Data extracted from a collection
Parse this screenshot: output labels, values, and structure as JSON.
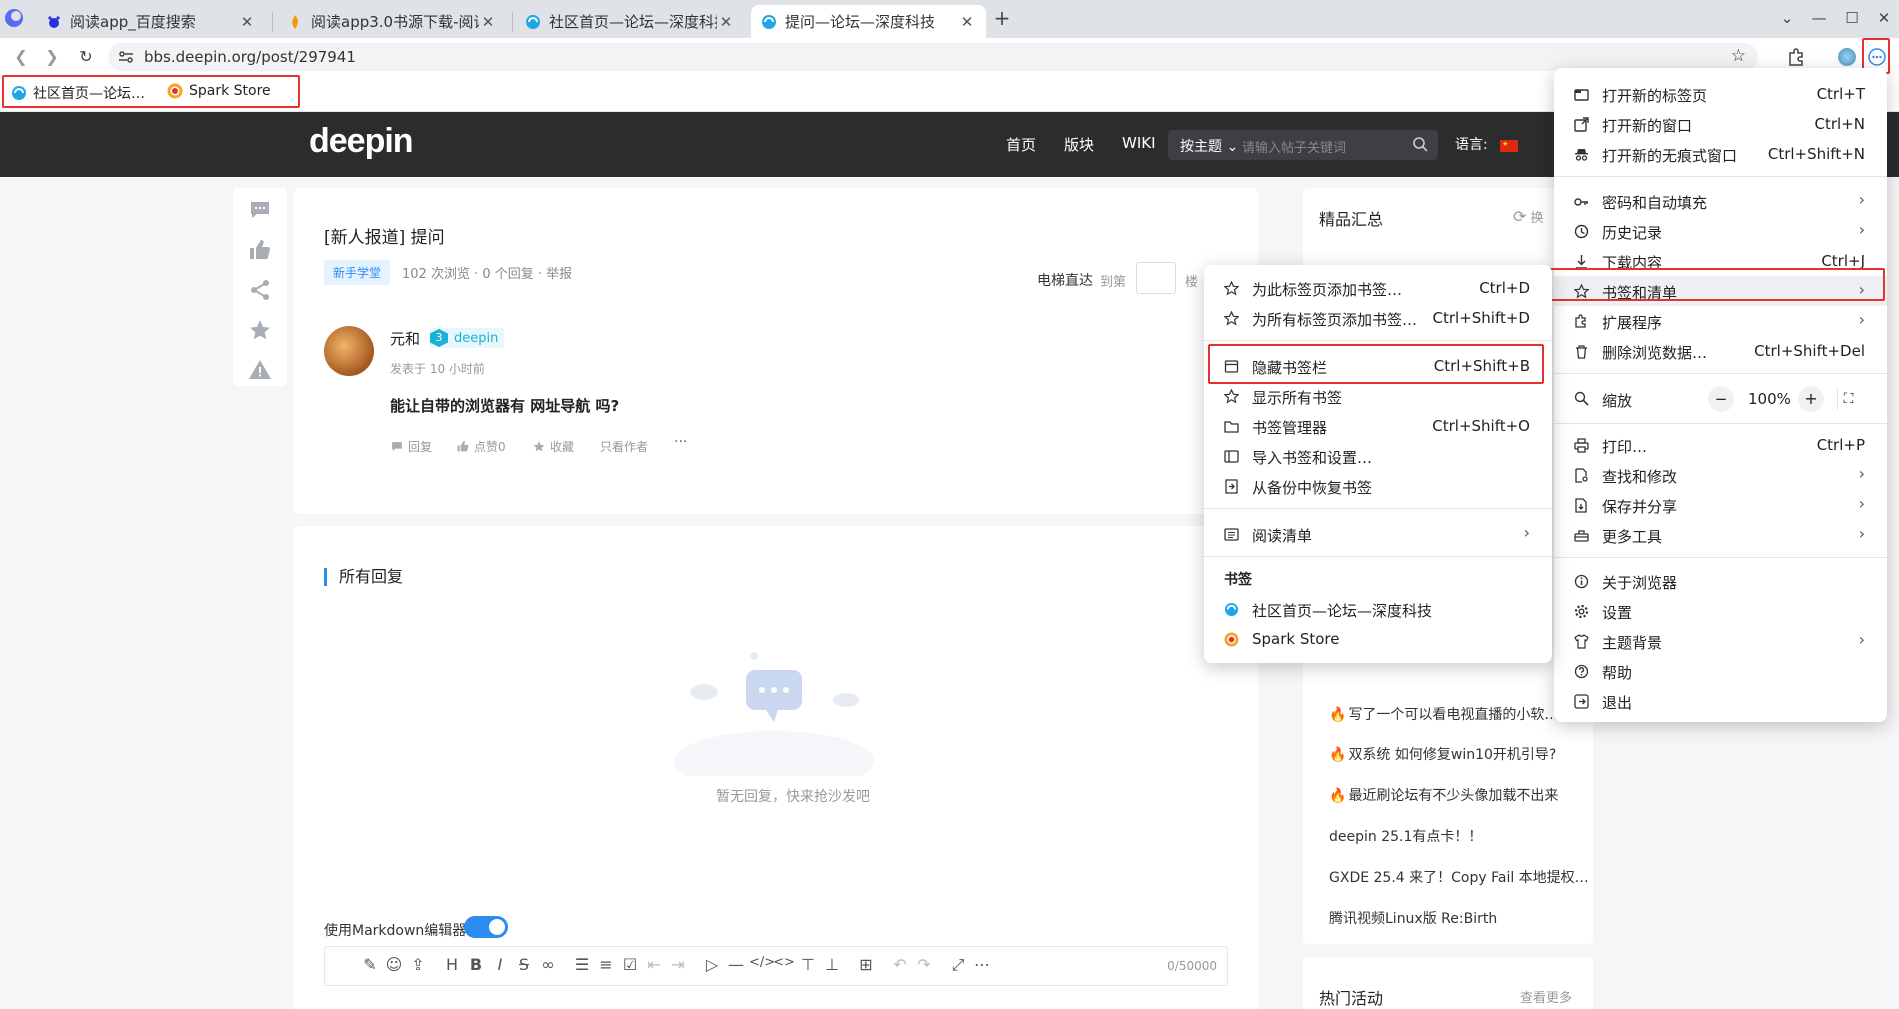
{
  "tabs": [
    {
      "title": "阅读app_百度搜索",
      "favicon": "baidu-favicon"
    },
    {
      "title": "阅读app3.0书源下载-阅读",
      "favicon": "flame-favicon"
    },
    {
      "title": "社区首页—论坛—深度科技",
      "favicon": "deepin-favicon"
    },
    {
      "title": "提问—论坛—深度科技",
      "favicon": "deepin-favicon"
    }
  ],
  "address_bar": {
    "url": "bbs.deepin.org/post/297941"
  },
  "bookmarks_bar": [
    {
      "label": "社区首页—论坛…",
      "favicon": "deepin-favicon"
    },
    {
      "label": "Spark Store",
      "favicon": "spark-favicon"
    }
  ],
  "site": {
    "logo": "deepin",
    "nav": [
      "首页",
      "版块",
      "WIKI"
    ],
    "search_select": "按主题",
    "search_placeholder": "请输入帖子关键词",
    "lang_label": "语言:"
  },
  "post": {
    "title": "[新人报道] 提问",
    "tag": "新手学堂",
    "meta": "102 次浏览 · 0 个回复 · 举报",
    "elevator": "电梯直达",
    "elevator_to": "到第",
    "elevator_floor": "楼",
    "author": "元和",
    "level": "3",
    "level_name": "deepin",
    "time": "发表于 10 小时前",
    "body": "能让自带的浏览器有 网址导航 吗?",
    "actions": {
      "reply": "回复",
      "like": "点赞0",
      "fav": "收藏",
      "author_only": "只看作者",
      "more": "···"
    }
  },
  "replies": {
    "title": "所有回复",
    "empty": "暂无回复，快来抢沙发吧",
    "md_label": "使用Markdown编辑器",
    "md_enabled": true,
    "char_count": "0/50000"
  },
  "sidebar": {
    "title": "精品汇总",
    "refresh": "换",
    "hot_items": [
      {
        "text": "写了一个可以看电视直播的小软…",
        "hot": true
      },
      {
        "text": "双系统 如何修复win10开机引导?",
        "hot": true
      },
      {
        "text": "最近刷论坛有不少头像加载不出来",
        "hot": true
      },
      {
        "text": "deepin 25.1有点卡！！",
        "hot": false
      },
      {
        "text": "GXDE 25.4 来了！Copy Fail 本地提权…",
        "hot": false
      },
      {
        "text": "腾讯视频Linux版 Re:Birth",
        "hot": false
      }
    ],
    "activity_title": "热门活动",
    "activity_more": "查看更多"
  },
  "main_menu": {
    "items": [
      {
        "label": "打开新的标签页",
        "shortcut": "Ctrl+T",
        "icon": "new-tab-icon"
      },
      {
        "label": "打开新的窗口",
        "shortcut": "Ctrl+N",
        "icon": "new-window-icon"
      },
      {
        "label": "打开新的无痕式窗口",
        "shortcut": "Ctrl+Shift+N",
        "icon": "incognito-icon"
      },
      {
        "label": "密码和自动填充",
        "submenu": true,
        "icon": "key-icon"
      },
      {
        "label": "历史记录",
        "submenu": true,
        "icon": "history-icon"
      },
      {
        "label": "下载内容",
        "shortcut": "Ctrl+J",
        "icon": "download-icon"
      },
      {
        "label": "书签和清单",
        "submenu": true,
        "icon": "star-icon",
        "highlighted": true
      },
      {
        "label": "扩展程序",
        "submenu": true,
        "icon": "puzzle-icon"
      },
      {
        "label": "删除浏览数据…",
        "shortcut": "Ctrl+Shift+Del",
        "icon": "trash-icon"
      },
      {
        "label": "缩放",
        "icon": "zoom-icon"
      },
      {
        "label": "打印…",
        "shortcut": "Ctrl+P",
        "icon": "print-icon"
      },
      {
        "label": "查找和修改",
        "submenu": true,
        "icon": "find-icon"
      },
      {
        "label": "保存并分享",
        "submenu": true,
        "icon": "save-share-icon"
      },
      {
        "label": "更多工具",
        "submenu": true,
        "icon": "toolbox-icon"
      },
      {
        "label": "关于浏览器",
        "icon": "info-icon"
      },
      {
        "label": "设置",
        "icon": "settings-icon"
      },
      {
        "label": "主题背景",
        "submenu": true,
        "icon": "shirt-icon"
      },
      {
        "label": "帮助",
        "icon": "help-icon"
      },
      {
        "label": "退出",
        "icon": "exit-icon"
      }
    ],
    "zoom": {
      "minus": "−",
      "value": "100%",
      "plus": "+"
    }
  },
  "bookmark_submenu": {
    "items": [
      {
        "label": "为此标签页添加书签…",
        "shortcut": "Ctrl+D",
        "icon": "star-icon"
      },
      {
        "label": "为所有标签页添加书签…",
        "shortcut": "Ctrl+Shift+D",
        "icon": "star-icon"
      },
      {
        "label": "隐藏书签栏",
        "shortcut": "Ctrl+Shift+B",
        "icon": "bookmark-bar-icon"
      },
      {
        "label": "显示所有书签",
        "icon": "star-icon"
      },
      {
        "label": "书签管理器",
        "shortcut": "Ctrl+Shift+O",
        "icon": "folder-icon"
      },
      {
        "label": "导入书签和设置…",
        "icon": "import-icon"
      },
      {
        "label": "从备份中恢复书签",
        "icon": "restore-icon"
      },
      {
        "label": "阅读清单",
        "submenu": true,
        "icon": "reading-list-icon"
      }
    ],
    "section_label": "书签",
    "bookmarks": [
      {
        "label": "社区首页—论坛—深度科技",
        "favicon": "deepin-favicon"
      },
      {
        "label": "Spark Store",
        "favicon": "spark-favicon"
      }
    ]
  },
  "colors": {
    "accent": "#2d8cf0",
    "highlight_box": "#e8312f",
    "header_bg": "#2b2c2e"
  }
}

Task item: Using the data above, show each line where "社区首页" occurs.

Solution to the exercise:
      "title": "社区首页—论坛—深度科技",
      "label": "社区首页—论坛…",
        "label": "社区首页—论坛—深度科技",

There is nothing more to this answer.